The paper mixes comments on the ambitions that motivated writing The Morality of Freedom with observations on comments on the book, made at a conference in Jerusalem in 2016, by Japa Pallikkathayil, Avishai Margalit, Michael Otsuka, Jon Quong, Daniel Viehoff, Asaf Sharon and Arudra Burra. It acknowledges some of the critical points made while resisting others. Its strives to combine clarification of some of the themes in the book with recognition that its ideas require further development, and can be developed in various directions.


Why Enumeration Matters, Richard A. Primus Jan 2016

Why Enumeration Matters, Richard A. Primus

Michigan Law Review

The maxim that the federal government is a government of enumerated powers can be understood as a “continuity tender”: not a principle with practical consequences for governance, but a ritual statement with which practitioners identify themselves with a history from which they descend. This interpretation makes sense of the longstanding paradox whereby courts recite the enumeration principle but give it virtually no practical effect. On this understanding, the enumerated-powers maxim is analogous to the clause that Parliament still uses to open enacted statutes: “Be it enacted by the Queen’s most Excellent Majesty.” That text might imply that the Queen is …


Congress And The Reconstruction Of Foreign Affairs Federalism, Ryan Baasch, Saikrishna Bangalore Prakash Jan 2016

Congress And The Reconstruction Of Foreign Affairs Federalism, Ryan Baasch, Saikrishna Bangalore Prakash

Michigan Law Review

Though the Constitution conspicuously bars some state involvement in foreign affairs, the states clearly retain some authority in foreign affairs. Correctly supposing that state participation may unnecessarily complicate or embarrass our nation’s foreign relations, the Supreme Court has embraced aggressive preemption doctrines that sporadically oust the states from discrete areas in foreign affairs. These doctrines are unprincipled, supply little guidance, and generate capricious results. Fortunately, there is a better way. While the Constitution permits the states a limited and continuing role, it never goes so far as guaranteeing them any foreign affairs authority.
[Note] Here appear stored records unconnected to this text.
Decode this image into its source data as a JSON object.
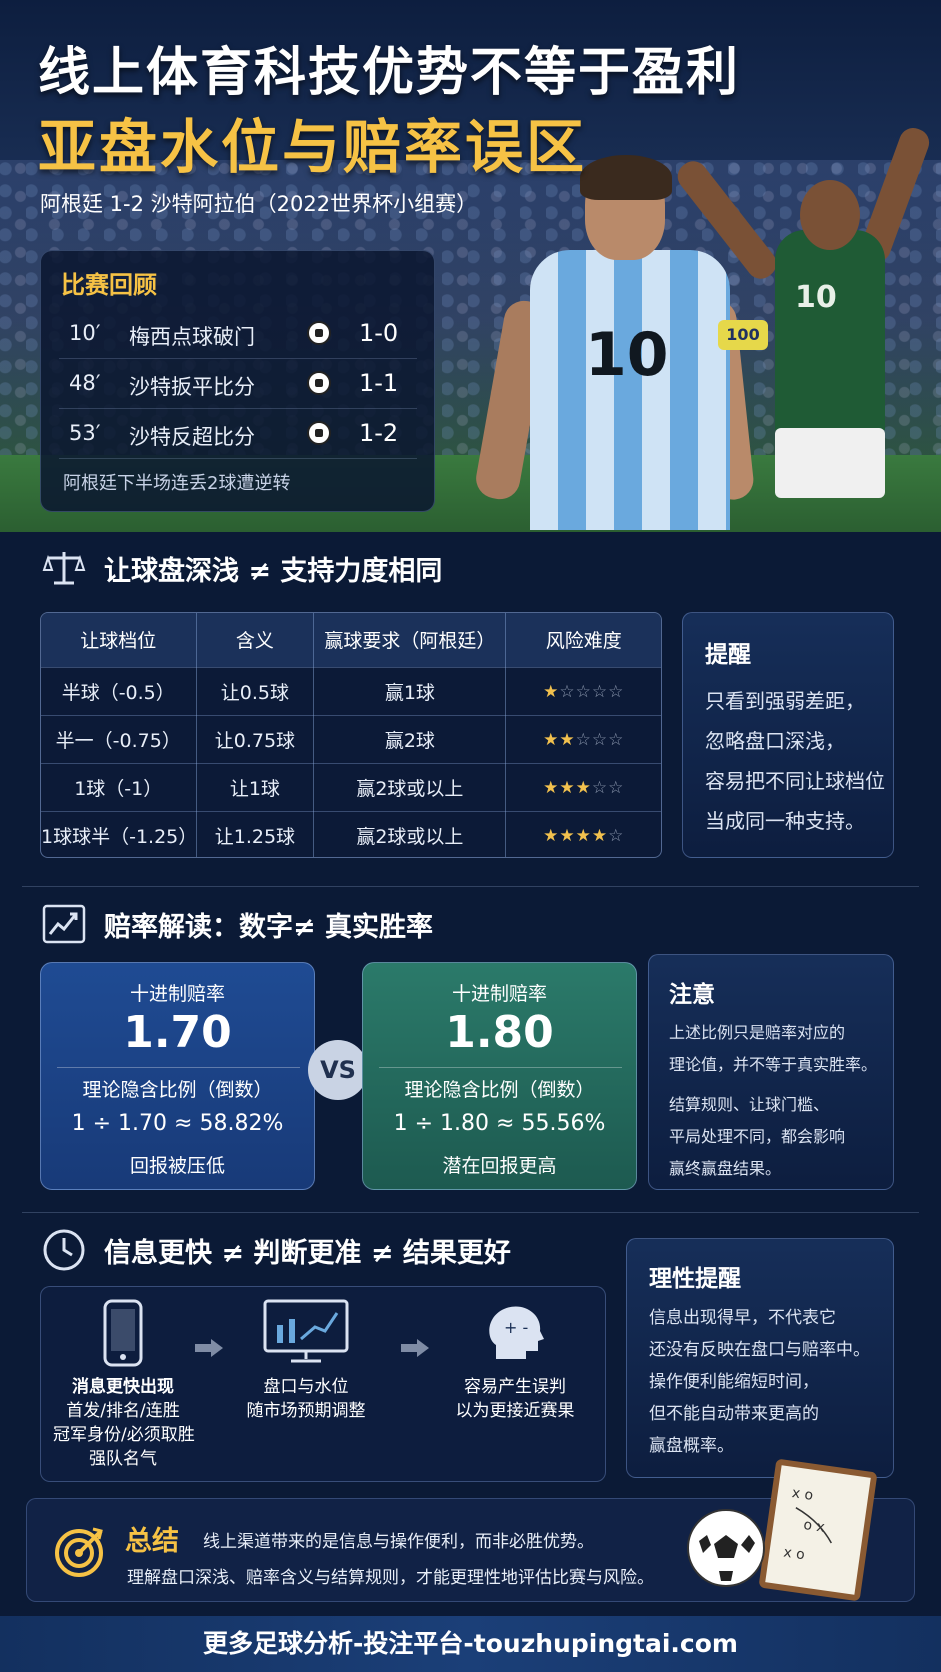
{
  "hero": {
    "title_line1": "线上体育科技优势不等于盈利",
    "title_line2": "亚盘水位与赔率误区",
    "subtitle": "阿根廷 1-2 沙特阿拉伯（2022世界杯小组赛）",
    "messi_number": "10",
    "captain_band": "100",
    "saudi_number": "10"
  },
  "review": {
    "title": "比赛回顾",
    "goals": [
      {
        "minute": "10′",
        "desc": "梅西点球破门",
        "score": "1-0"
      },
      {
        "minute": "48′",
        "desc": "沙特扳平比分",
        "score": "1-1"
      },
      {
        "minute": "53′",
        "desc": "沙特反超比分",
        "score": "1-2"
      }
    ],
    "note": "阿根廷下半场连丢2球遭逆转"
  },
  "handicap": {
    "heading": "让球盘深浅 ≠ 支持力度相同",
    "columns": [
      "让球档位",
      "含义",
      "赢球要求（阿根廷）",
      "风险难度"
    ],
    "rows": [
      {
        "level": "半球（-0.5）",
        "meaning": "让0.5球",
        "requirement": "赢1球",
        "risk": 1
      },
      {
        "level": "半一（-0.75）",
        "meaning": "让0.75球",
        "requirement": "赢2球",
        "risk": 2
      },
      {
        "level": "1球（-1）",
        "meaning": "让1球",
        "requirement": "赢2球或以上",
        "risk": 3
      },
      {
        "level": "1球球半（-1.25）",
        "meaning": "让1.25球",
        "requirement": "赢2球或以上",
        "risk": 4
      }
    ],
    "reminder": {
      "title": "提醒",
      "lines": [
        "只看到强弱差距，",
        "忽略盘口深浅，",
        "容易把不同让球档位",
        "当成同一种支持。"
      ]
    }
  },
  "odds": {
    "heading": "赔率解读：数字≠ 真实胜率",
    "cards": [
      {
        "label": "十进制赔率",
        "value": "1.70",
        "sub": "理论隐含比例（倒数）",
        "calc": "1 ÷ 1.70 ≈ 58.82%",
        "note": "回报被压低"
      },
      {
        "label": "十进制赔率",
        "value": "1.80",
        "sub": "理论隐含比例（倒数）",
        "calc": "1 ÷ 1.80 ≈ 55.56%",
        "note": "潜在回报更高"
      }
    ],
    "vs": "VS",
    "attention": {
      "title": "注意",
      "lines": [
        "上述比例只是赔率对应的",
        "理论值，并不等于真实胜率。",
        "结算规则、让球门槛、",
        "平局处理不同，都会影响",
        "赢终赢盘结果。"
      ]
    }
  },
  "info": {
    "heading": "信息更快 ≠ 判断更准 ≠ 结果更好",
    "steps": [
      {
        "lines": [
          "消息更快出现",
          "首发/排名/连胜",
          "冠军身份/必须取胜",
          "强队名气"
        ]
      },
      {
        "lines": [
          "盘口与水位",
          "随市场预期调整"
        ]
      },
      {
        "lines": [
          "容易产生误判",
          "以为更接近赛果"
        ]
      }
    ],
    "rational": {
      "title": "理性提醒",
      "lines": [
        "信息出现得早，不代表它",
        "还没有反映在盘口与赔率中。",
        "操作便利能缩短时间，",
        "但不能自动带来更高的",
        "赢盘概率。"
      ]
    }
  },
  "summary": {
    "title": "总结",
    "line1": "线上渠道带来的是信息与操作便利，而非必胜优势。",
    "line2": "理解盘口深浅、赔率含义与结算规则，才能更理性地评估比赛与风险。"
  },
  "footer": "更多足球分析-投注平台-touzhupingtai.com",
  "colors": {
    "accent": "#f6c245",
    "background": "#0b1a36",
    "star": "#f2c14e",
    "blue_card": "#1f4b93",
    "green_card": "#2b7a6a"
  }
}
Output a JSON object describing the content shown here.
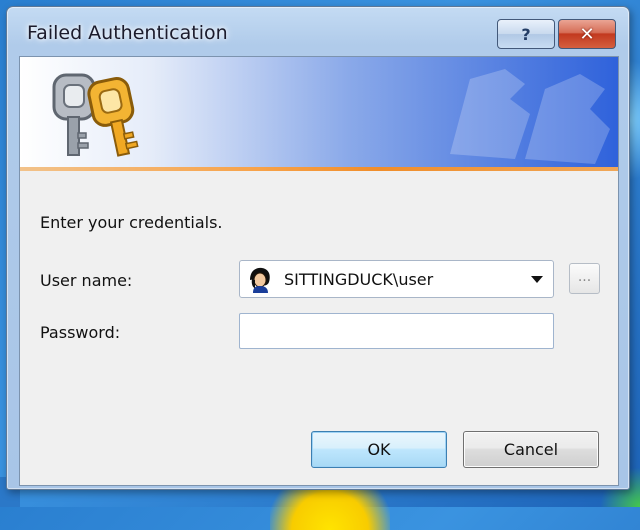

Furthermore, the Constitution authorizes Congress to enact …


Why Is It Good To Stop At A Red Light_ The Basis Of Authority And Obligation, Brian M. Mccall Dec 2015

Why Is It Good To Stop At A Red Light_ The Basis Of Authority And Obligation, Brian M. Mccall

Brian M McCall

Throughout history, some have questioned whether the authority exercised by some over others is consistent with human nature.  Is it possible for a law made by one human being to bind the conscience of another, or is such a claim merely tyranny?  If such a power to bind to laws made by humans is justified, what is its scope?  The answers to these related questions explored in this Article are both descriptive and normative.  This Article explains the nature of authority and the extent of the obligation to obey the law as well as explains how the architecture of natural …